■ Your instructions
Please work out how many lines in the material contain "students" and give only that figure.

■ Source data
Content starts

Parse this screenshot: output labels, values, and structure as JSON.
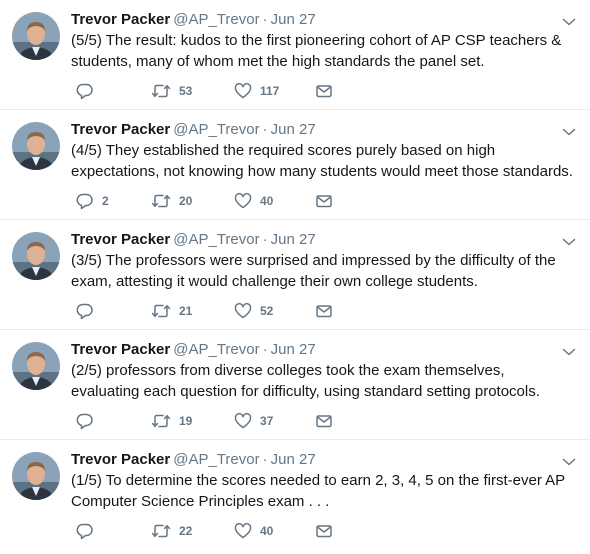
{
  "colors": {
    "icon_gray": "#657786",
    "text": "#14171a",
    "divider": "#e6ecf0"
  },
  "icons": {
    "reply": "speech-bubble",
    "retweet": "retweet-arrows",
    "like": "heart",
    "dm": "envelope",
    "menu": "chevron-down"
  },
  "tweets": [
    {
      "name": "Trevor Packer",
      "handle": "@AP_Trevor",
      "sep": "·",
      "date": "Jun 27",
      "text": "(5/5) The result: kudos to the first pioneering cohort of AP CSP teachers & students, many of whom met the high standards the panel set.",
      "replies": "",
      "retweets": "53",
      "likes": "117"
    },
    {
      "name": "Trevor Packer",
      "handle": "@AP_Trevor",
      "sep": "·",
      "date": "Jun 27",
      "text": "(4/5) They established the required scores purely based on high expectations, not knowing how many students would meet those standards.",
      "replies": "2",
      "retweets": "20",
      "likes": "40"
    },
    {
      "name": "Trevor Packer",
      "handle": "@AP_Trevor",
      "sep": "·",
      "date": "Jun 27",
      "text": "(3/5) The professors were surprised and impressed by the difficulty of the exam, attesting it would challenge their own college students.",
      "replies": "",
      "retweets": "21",
      "likes": "52"
    },
    {
      "name": "Trevor Packer",
      "handle": "@AP_Trevor",
      "sep": "·",
      "date": "Jun 27",
      "text": "(2/5) professors from diverse colleges took the exam themselves, evaluating each question for difficulty, using standard setting protocols.",
      "replies": "",
      "retweets": "19",
      "likes": "37"
    },
    {
      "name": "Trevor Packer",
      "handle": "@AP_Trevor",
      "sep": "·",
      "date": "Jun 27",
      "text": "(1/5) To determine the scores needed to earn 2, 3, 4, 5 on the first-ever AP Computer Science Principles exam . . .",
      "replies": "",
      "retweets": "22",
      "likes": "40"
    }
  ]
}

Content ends

■ Answer area
3